Task goal -> Say how many lines of these entries include the word "badge", and answer with the number alone.

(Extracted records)
————
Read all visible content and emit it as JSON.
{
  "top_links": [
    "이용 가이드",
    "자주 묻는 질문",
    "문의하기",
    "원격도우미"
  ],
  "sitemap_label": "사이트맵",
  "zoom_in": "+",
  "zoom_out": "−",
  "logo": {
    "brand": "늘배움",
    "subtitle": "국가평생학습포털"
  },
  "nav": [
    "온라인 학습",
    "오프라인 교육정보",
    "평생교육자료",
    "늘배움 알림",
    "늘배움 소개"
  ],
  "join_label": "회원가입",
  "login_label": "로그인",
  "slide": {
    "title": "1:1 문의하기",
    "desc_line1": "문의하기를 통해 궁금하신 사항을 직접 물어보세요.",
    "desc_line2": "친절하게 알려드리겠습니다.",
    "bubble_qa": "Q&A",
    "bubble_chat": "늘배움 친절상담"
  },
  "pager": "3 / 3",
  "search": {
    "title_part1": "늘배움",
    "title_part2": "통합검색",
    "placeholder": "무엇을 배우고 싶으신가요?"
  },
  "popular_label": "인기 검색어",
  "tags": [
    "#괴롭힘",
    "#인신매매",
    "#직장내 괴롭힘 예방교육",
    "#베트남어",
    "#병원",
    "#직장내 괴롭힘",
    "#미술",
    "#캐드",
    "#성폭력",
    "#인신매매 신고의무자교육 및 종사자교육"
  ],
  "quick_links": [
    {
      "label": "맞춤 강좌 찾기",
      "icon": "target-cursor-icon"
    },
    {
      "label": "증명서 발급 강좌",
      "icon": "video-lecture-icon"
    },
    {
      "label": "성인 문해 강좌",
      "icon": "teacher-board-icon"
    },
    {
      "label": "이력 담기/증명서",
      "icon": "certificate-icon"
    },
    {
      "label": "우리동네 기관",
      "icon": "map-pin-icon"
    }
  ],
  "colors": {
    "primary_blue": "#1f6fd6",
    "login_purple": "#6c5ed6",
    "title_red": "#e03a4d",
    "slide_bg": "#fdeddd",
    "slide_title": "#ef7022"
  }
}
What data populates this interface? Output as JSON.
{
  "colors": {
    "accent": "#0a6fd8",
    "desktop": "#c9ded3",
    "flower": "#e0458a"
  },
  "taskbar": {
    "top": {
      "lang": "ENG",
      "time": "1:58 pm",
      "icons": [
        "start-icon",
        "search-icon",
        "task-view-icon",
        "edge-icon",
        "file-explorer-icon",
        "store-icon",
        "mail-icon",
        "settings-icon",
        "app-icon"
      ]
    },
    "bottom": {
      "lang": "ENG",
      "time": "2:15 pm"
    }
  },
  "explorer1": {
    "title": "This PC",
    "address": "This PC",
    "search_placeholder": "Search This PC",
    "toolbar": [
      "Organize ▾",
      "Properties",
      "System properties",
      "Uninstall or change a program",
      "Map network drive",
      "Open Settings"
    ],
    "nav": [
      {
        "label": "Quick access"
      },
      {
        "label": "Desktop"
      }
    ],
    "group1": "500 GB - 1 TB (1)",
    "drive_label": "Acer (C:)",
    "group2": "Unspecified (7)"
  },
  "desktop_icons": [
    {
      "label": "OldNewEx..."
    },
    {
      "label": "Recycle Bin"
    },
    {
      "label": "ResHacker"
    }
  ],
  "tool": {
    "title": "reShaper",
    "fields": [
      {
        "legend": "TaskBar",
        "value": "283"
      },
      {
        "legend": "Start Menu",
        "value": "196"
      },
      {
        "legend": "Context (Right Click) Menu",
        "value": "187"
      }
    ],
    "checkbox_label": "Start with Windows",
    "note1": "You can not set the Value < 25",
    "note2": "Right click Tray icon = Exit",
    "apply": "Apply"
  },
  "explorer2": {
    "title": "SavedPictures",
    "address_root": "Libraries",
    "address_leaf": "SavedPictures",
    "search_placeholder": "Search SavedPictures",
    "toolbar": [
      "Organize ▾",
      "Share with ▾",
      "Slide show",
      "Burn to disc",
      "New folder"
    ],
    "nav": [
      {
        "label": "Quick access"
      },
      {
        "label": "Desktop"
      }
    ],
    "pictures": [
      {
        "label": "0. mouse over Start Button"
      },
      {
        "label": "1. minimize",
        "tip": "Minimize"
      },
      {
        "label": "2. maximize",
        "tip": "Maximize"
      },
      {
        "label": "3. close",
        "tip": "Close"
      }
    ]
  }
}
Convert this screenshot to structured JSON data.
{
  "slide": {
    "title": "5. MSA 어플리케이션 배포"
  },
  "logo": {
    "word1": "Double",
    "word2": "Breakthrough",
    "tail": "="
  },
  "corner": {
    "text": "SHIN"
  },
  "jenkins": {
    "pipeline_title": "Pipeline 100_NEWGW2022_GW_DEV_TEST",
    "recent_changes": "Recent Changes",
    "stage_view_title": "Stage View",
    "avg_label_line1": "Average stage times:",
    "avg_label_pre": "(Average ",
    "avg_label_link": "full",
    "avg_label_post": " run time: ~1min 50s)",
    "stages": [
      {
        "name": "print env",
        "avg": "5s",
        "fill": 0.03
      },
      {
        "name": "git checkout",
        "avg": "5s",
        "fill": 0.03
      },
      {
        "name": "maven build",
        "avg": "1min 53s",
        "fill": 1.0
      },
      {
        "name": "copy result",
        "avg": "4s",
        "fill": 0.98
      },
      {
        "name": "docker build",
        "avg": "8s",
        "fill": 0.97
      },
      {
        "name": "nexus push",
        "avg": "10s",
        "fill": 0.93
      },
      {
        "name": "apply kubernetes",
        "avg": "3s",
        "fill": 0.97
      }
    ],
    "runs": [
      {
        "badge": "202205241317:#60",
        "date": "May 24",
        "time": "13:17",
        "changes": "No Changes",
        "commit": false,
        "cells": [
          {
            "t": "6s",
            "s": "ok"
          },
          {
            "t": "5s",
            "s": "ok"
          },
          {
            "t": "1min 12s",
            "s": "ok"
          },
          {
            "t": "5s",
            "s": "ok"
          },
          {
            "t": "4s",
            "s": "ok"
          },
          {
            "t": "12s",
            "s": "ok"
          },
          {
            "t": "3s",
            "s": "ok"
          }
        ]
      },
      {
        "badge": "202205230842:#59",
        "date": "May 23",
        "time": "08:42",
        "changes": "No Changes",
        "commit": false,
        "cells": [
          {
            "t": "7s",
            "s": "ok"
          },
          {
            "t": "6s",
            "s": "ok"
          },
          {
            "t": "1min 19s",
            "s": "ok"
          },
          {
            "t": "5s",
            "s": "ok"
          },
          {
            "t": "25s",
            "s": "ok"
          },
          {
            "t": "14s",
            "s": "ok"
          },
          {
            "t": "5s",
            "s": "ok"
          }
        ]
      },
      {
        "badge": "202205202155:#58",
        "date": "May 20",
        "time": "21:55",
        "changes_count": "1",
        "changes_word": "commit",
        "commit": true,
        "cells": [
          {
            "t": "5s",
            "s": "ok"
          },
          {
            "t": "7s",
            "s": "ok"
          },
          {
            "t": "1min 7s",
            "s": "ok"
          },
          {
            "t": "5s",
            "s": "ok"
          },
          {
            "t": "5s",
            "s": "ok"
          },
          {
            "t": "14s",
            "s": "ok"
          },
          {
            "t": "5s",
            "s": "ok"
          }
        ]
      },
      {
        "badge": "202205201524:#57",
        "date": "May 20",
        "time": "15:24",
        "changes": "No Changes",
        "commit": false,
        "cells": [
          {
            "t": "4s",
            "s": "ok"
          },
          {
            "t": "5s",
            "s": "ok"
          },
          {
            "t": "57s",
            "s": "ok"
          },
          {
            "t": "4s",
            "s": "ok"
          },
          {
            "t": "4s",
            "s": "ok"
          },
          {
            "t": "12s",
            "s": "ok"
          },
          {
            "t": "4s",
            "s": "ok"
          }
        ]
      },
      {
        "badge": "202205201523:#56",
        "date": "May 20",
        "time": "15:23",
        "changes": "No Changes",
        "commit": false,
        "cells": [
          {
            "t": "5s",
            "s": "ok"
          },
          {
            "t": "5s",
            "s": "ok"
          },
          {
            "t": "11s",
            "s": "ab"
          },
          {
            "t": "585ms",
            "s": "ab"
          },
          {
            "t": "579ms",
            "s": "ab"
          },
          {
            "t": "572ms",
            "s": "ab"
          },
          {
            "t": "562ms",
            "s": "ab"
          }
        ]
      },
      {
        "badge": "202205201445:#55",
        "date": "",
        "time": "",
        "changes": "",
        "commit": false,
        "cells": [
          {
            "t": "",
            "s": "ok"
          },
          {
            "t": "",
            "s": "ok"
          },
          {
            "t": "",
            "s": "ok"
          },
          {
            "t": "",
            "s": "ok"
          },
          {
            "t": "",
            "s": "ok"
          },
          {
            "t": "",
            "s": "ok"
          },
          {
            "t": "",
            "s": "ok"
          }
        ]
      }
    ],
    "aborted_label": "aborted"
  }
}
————
Answer space -> 6